The books, music, and lyrics, all by Jonathan Larson, are wonderful, and the cast all have wonderful voices. A certain sense of joy at being a part of the show is definitely imparted by the actors, but there is still something unquestionably missing.
The story of Rent is that of a year in the life of a group of friends living the Bohemian life in New York City. More than a couple of them are suffering with the AIDS virus; they all have various personal struggles with love and friendship; and, as the name of the musical indicates, they struggle to pay the rent. It's a powerful story, even if it does seem dated despite having been written less than 20 years ago. Its message of hope and love is still a strong one, and will remain a strong one in years to come, but one imagines that future productions will end up being done as period pieces.
The sound is truly all-encompassing in this Blu-ray, with music coming from all the speakers when appropriate, and applause seeming to come more from the rear. Additionally, it looks spectacular (it was filmed specifically with this release in mind). The colors are all incredibly crisp and it's easy to make out lots of detail on clothing and the sets. In terms of color, sound, and picture quality, one might actually think they were there on Broadway.
The real problem with it is the camera work. The multitude of cuts, camera movements, zooms, and other camera changes are incredibly disrupting on screen. Rather than serving to highlight a face or an arched eyebrow or whatever director Michael John Warren was attempting to highlight, the camera work serves to pull the viewer out of the story and away from the cast. While the singing is, of course, constant, the camera changes still prove hugely disruptive for the performances. The viewer finds it incredibly difficult to get a sense of the stage, where the actors are, and what is actually taking place.
It is a disconcerting and upsetting experience — the musical is a wonderful musical and didn't need the camera work getting in the way. One understands the impetus for Warren's decision — static camera shots in a play where the stage changes very little over the course of two-and-a-half hours might be a little boring filmically — but certainly in this case less would have been more, a lot more.
The Blu-ray is loaded with extras including several different behind-the-scenes looks at the cast, crew, history of the musical, and the "lottery" ticketing process to get seats in the front two rows. Additionally, the original cast returns to sing, with the current cast, "Seasons of Love" before the final curtain.
There is a lot to like about Rent – Filmed Live on Broadway — the story of the musical's creation and Larson's passing, the success of the show, and, the musical itself are all engrossing.
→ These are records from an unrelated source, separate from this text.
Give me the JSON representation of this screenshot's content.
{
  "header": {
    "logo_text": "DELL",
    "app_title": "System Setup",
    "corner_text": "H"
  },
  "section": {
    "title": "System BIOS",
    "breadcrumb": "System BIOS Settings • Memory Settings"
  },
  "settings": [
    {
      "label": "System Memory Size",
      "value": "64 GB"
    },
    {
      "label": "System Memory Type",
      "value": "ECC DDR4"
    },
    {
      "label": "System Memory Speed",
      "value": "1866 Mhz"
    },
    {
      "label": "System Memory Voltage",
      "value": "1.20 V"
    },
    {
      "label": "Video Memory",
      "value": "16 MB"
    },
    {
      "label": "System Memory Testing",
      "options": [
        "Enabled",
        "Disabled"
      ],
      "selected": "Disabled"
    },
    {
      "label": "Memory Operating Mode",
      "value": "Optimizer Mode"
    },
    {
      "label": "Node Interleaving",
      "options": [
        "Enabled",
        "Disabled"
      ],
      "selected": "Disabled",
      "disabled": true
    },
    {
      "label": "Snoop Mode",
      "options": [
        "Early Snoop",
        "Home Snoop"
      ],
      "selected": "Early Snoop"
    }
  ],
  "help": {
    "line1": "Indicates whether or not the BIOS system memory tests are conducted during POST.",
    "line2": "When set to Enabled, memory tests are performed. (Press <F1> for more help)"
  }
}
Unfortunately, the hyperactive camera work used to film the musical mars what could have otherwise been a truly incredible experience for the home viewer.